## Work required
Give the records again exactly, with every character kept.
────────────────
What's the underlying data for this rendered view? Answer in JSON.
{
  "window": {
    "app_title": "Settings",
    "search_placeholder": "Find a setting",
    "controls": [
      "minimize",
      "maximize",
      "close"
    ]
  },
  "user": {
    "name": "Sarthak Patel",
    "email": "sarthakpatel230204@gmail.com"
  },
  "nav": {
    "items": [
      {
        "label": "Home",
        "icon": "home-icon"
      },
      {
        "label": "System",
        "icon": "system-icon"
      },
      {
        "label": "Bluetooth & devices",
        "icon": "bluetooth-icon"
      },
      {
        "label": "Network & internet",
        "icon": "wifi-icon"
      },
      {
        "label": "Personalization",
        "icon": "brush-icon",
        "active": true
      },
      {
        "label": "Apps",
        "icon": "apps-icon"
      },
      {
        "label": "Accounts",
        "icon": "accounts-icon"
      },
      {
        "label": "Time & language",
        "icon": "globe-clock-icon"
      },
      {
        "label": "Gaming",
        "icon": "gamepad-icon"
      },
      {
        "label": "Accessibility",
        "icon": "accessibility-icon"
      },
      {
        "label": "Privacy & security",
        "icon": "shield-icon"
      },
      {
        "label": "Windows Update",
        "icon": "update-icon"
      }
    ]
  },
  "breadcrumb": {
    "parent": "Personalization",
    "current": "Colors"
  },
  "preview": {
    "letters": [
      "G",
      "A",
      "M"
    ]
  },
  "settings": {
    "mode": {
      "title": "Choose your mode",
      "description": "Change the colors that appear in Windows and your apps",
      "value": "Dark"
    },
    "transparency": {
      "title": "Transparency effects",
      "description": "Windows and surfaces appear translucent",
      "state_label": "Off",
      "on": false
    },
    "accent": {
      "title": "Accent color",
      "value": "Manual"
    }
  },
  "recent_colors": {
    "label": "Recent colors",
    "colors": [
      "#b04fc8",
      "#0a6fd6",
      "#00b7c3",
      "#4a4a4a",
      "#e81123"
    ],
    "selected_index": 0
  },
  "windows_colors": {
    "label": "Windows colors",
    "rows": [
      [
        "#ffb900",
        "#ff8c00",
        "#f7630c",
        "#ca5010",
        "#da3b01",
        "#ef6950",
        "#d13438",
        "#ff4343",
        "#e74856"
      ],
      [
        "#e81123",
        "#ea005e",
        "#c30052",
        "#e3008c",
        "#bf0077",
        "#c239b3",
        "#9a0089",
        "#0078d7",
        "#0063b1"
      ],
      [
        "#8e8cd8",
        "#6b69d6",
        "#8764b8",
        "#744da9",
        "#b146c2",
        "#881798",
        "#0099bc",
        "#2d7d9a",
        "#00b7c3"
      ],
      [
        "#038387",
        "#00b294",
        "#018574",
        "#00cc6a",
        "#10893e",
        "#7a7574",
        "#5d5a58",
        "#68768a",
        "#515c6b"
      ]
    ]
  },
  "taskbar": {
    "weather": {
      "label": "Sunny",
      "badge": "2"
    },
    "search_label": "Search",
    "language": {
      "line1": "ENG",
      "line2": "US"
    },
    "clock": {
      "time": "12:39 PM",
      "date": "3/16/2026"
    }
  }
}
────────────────
## Solution to the exercise
What's the underlying data for this rendered view? Answer in JSON.
{
  "window": {
    "app_title": "Settings",
    "search_placeholder": "Find a setting",
    "controls": [
      "minimize",
      "maximize",
      "close"
    ]
  },
  "user": {
    "name": "Sarthak Patel",
    "email": "sarthakpatel230204@gmail.com"
  },
  "nav": {
    "items": [
      {
        "label": "Home",
        "icon": "home-icon"
      },
      {
        "label": "System",
        "icon": "system-icon"
      },
      {
        "label": "Bluetooth & devices",
        "icon": "bluetooth-icon"
      },
      {
        "label": "Network & internet",
        "icon": "wifi-icon"
      },
      {
        "label": "Personalization",
        "icon": "brush-icon",
        "active": true
      },
      {
        "label": "Apps",
        "icon": "apps-icon"
      },
      {
        "label": "Accounts",
        "icon": "accounts-icon"
      },
      {
        "label": "Time & language",
        "icon": "globe-clock-icon"
      },
      {
        "label": "Gaming",
        "icon": "gamepad-icon"
      },
      {
        "label": "Accessibility",
        "icon": "accessibility-icon"
      },
      {
        "label": "Privacy & security",
        "icon": "shield-icon"
      },
      {
        "label": "Windows Update",
        "icon": "update-icon"
      }
    ]
  },
  "breadcrumb": {
    "parent": "Personalization",
    "current": "Colors"
  },
  "preview": {
    "letters": [
      "G",
      "A",
      "M"
    ]
  },
  "settings": {
    "mode": {
      "title": "Choose your mode",
      "description": "Change the colors that appear in Windows and your apps",
      "value": "Dark"
    },
    "transparency": {
      "title": "Transparency effects",
      "description": "Windows and surfaces appear translucent",
      "state_label": "Off",
      "on": false
    },
    "accent": {
      "title": "Accent color",
      "value": "Manual"
    }
  },
  "recent_colors": {
    "label": "Recent colors",
    "colors": [
      "#b04fc8",
      "#0a6fd6",
      "#00b7c3",
      "#4a4a4a",
      "#e81123"
    ],
    "selected_index": 0
  },
  "windows_colors": {
    "label": "Windows colors",
    "rows": [
      [
        "#ffb900",
        "#ff8c00",
        "#f7630c",
        "#ca5010",
        "#da3b01",
        "#ef6950",
        "#d13438",
        "#ff4343",
        "#e74856"
      ],
      [
        "#e81123",
        "#ea005e",
        "#c30052",
        "#e3008c",
        "#bf0077",
        "#c239b3",
        "#9a0089",
        "#0078d7",
        "#0063b1"
      ],
      [
        "#8e8cd8",
        "#6b69d6",
        "#8764b8",
        "#744da9",
        "#b146c2",
        "#881798",
        "#0099bc",
        "#2d7d9a",
        "#00b7c3"
      ],
      [
        "#038387",
        "#00b294",
        "#018574",
        "#00cc6a",
        "#10893e",
        "#7a7574",
        "#5d5a58",
        "#68768a",
        "#515c6b"
      ]
    ]
  },
  "taskbar": {
    "weather": {
      "label": "Sunny",
      "badge": "2"
    },
    "search_label": "Search",
    "language": {
      "line1": "ENG",
      "line2": "US"
    },
    "clock": {
      "time": "12:39 PM",
      "date": "3/16/2026"
    }
  }
}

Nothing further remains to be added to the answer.